→ **WHAT THE EXERCISE ASKS**:
Among the records below, find each line containing the word "handle" and copy it.

....

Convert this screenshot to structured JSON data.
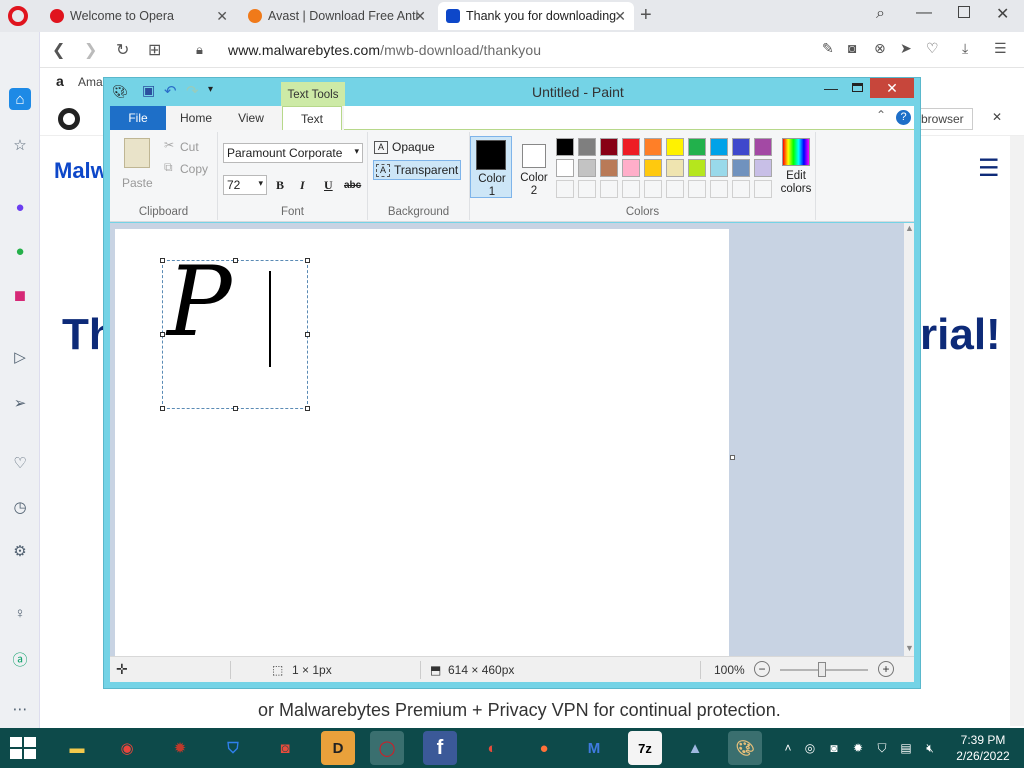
{
  "browser": {
    "tabs": [
      {
        "label": "Welcome to Opera",
        "icon": "opera-icon",
        "color": "#e0141e"
      },
      {
        "label": "Avast | Download Free Anti",
        "icon": "avast-icon",
        "color": "#f07a1a"
      },
      {
        "label": "Thank you for downloading",
        "icon": "malwarebytes-icon",
        "color": "#0d47c9"
      }
    ],
    "url_domain": "www.malwarebytes.com",
    "url_path": "/mwb-download/thankyou",
    "bookmark_label": "Ama",
    "banner_right": "browser"
  },
  "webpage": {
    "logo_text": "Malw",
    "title_left": "Th",
    "title_right": "rial!",
    "body_text": "or Malwarebytes Premium + Privacy VPN for continual protection."
  },
  "paint": {
    "title": "Untitled - Paint",
    "contextual_tab": "Text Tools",
    "tabs": {
      "file": "File",
      "home": "Home",
      "view": "View",
      "text": "Text"
    },
    "clipboard": {
      "paste": "Paste",
      "cut": "Cut",
      "copy": "Copy",
      "group": "Clipboard"
    },
    "font": {
      "name": "Paramount Corporate",
      "size": "72",
      "bold": "B",
      "italic": "I",
      "underline": "U",
      "strike": "abc",
      "group": "Font"
    },
    "background": {
      "opaque": "Opaque",
      "transparent": "Transparent",
      "group": "Background"
    },
    "colors": {
      "color1": "Color 1",
      "color2": "Color 2",
      "edit": "Edit colors",
      "group": "Colors",
      "color1_value": "#000000",
      "color2_value": "#ffffff",
      "palette_row1": [
        "#000000",
        "#7f7f7f",
        "#880015",
        "#ed1c24",
        "#ff7f27",
        "#fff200",
        "#22b14c",
        "#00a2e8",
        "#3f48cc",
        "#a349a4"
      ],
      "palette_row2": [
        "#ffffff",
        "#c3c3c3",
        "#b97a57",
        "#ffaec9",
        "#ffc90e",
        "#efe4b0",
        "#b5e61d",
        "#99d9ea",
        "#7092be",
        "#c8bfe7"
      ]
    },
    "canvas_text": "P",
    "status": {
      "selection": "1 × 1px",
      "size": "614 × 460px",
      "zoom": "100%"
    }
  },
  "taskbar": {
    "apps": [
      "File Explorer",
      "Chrome",
      "Avast",
      "Bitdefender",
      "Screen Recorder",
      "Adobe Acrobat",
      "Opera",
      "Facebook",
      "CCleaner",
      "Firefox",
      "Malwarebytes",
      "7-Zip",
      "VPN",
      "Paint"
    ],
    "time": "7:39 PM",
    "date": "2/26/2022"
  }
}
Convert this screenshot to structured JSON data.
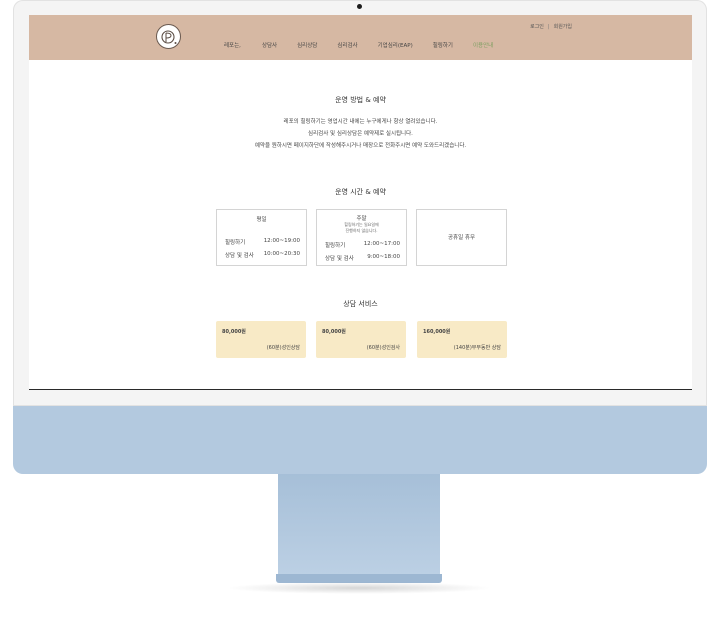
{
  "header": {
    "auth": {
      "login": "로그인",
      "signup": "회원가입"
    },
    "nav": [
      {
        "label": "레포는,"
      },
      {
        "label": "상담사"
      },
      {
        "label": "심리상담"
      },
      {
        "label": "심리검사"
      },
      {
        "label": "기업심리(EAP)"
      },
      {
        "label": "힐링하기"
      },
      {
        "label": "이용안내",
        "active": true
      }
    ]
  },
  "operation": {
    "title": "운영 방법 & 예약",
    "lines": [
      "레포의 힐링하기는 영업시간 내에는 누구에게나 항상 열려있습니다.",
      "심리검사 및 심리상담은 예약제로 실시됩니다.",
      "예약을 원하시면 페이지하단에 작성해주시거나 매장으로 전화주시면 예약 도와드리겠습니다."
    ]
  },
  "hours": {
    "title": "운영 시간 & 예약",
    "weekday": {
      "title": "평일",
      "rows": [
        {
          "label": "힐링하기",
          "time": "12:00~19:00"
        },
        {
          "label": "상담 및 검사",
          "time": "10:00~20:30"
        }
      ]
    },
    "weekend": {
      "title": "주말",
      "note_line1": "힐링하기는 일요일에",
      "note_line2": "진행하지 않습니다.",
      "rows": [
        {
          "label": "힐링하기",
          "time": "12:00~17:00"
        },
        {
          "label": "상담 및 검사",
          "time": "9:00~18:00"
        }
      ]
    },
    "holiday": {
      "title": "공휴일 휴무"
    }
  },
  "services": {
    "title": "상담 서비스",
    "cards": [
      {
        "price": "80,000원",
        "desc": "(60분)성인상담"
      },
      {
        "price": "80,000원",
        "desc": "(60분)성인검사"
      },
      {
        "price": "160,000원",
        "desc": "(140분)부부동반 상담"
      }
    ]
  },
  "colors": {
    "header_bg": "#d6b8a3",
    "active_nav": "#7e9f62",
    "card_bg": "#f8eac6",
    "monitor_chin": "#b3c9df"
  }
}
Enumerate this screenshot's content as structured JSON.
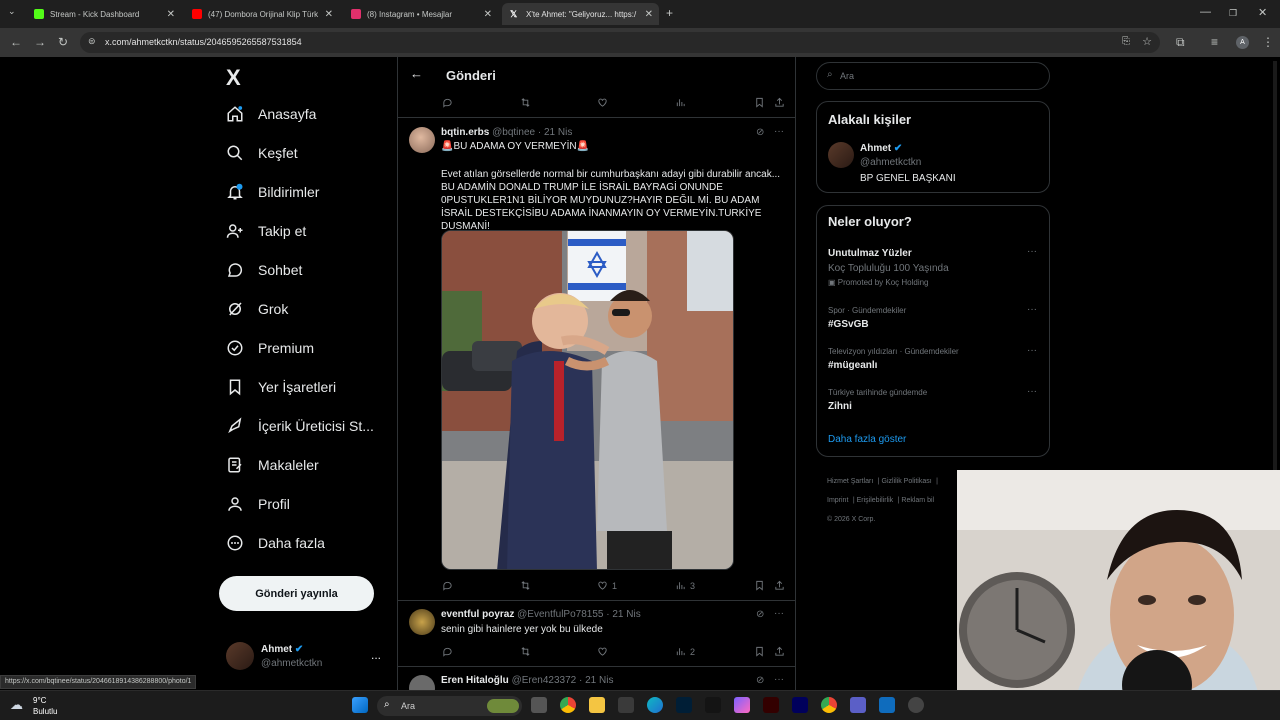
{
  "browser": {
    "tabs": [
      {
        "title": "Stream - Kick Dashboard",
        "icon": "kick-icon",
        "color": "#53fc18"
      },
      {
        "title": "(47) Dombora Orijinal Klip Türk",
        "icon": "youtube-icon",
        "color": "#ff0000"
      },
      {
        "title": "(8) Instagram • Mesajlar",
        "icon": "instagram-icon",
        "color": "#e1306c"
      },
      {
        "title": "X'te Ahmet: \"Geliyoruz... https:/",
        "icon": "x-icon",
        "color": "#ffffff"
      }
    ],
    "url": "x.com/ahmetkctkn/status/2046595265587531854",
    "status_url": "https://x.com/bqtinee/status/2046618914386288800/photo/1"
  },
  "left_nav": {
    "logo": "X",
    "items": [
      {
        "label": "Anasayfa",
        "icon": "home-icon"
      },
      {
        "label": "Keşfet",
        "icon": "search-icon"
      },
      {
        "label": "Bildirimler",
        "icon": "bell-icon",
        "badge": "1"
      },
      {
        "label": "Takip et",
        "icon": "add-user-icon"
      },
      {
        "label": "Sohbet",
        "icon": "chat-icon"
      },
      {
        "label": "Grok",
        "icon": "grok-icon"
      },
      {
        "label": "Premium",
        "icon": "premium-icon"
      },
      {
        "label": "Yer İşaretleri",
        "icon": "bookmark-icon"
      },
      {
        "label": "İçerik Üreticisi St...",
        "icon": "rocket-icon"
      },
      {
        "label": "Makaleler",
        "icon": "article-icon"
      },
      {
        "label": "Profil",
        "icon": "profile-icon"
      },
      {
        "label": "Daha fazla",
        "icon": "more-icon"
      }
    ],
    "post_button": "Gönderi yayınla",
    "account": {
      "name": "Ahmet",
      "handle": "@ahmetkctkn",
      "more": "..."
    }
  },
  "column": {
    "title": "Gönderi",
    "tweets": [
      {
        "name": "bqtin.erbs",
        "handle": "@bqtinee",
        "time": "· 21 Nis",
        "headline": "🚨BU ADAMA OY VERMEYİN🚨",
        "body": "Evet atılan görsellerde normal bir cumhurbaşkanı adayi gibi durabilir ancak... BU ADAMİN DONALD TRUMP İLE İSRAİL BAYRAGİ ONUNDE 0PUSTUKLER1N1 BİLİYOR MUYDUNUZ?HAYIR DEĞIL Mİ. BU ADAM İSRAİL DESTEKÇİSİBU ADAMA İNANMAYIN OY VERMEYİN.TURKİYE DUSMANİ!",
        "likes": "1",
        "views": "3"
      },
      {
        "name": "eventful poyraz",
        "handle": "@EventfulPo78155",
        "time": "· 21 Nis",
        "body": "senin gibi hainlere yer yok bu ülkede",
        "views": "2"
      },
      {
        "name": "Eren Hitaloğlu",
        "handle": "@Eren423372",
        "time": "· 21 Nis"
      }
    ]
  },
  "right": {
    "search_placeholder": "Ara",
    "related": {
      "title": "Alakalı kişiler",
      "name": "Ahmet",
      "handle": "@ahmetkctkn",
      "bio": "BP GENEL BAŞKANI"
    },
    "trends": {
      "title": "Neler oluyor?",
      "promo": {
        "name": "Unutulmaz Yüzler",
        "sub": "Koç Topluluğu 100 Yaşında",
        "promoted": "Promoted by Koç Holding"
      },
      "items": [
        {
          "cat": "Spor · Gündemdekiler",
          "name": "#GSvGB"
        },
        {
          "cat": "Televizyon yıldızları · Gündemdekiler",
          "name": "#mügeanlı"
        },
        {
          "cat": "Türkiye tarihinde gündemde",
          "name": "Zihni"
        }
      ],
      "show_more": "Daha fazla göster"
    },
    "footer": [
      "Hizmet Şartları",
      "Gizlilik Politikası",
      "Imprint",
      "Erişilebilirlik",
      "Reklam bil"
    ],
    "copyright": "© 2026 X Corp."
  },
  "taskbar": {
    "weather_temp": "9°C",
    "weather_desc": "Bulutlu",
    "search": "Ara"
  }
}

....

→ **WRITTEN RESPONSE**:
      "handle": "@ahmetkctkn",
        "handle": "@bqtinee",
        "handle": "@EventfulPo78155",
        "handle": "@Eren423372",
      "handle": "@ahmetkctkn",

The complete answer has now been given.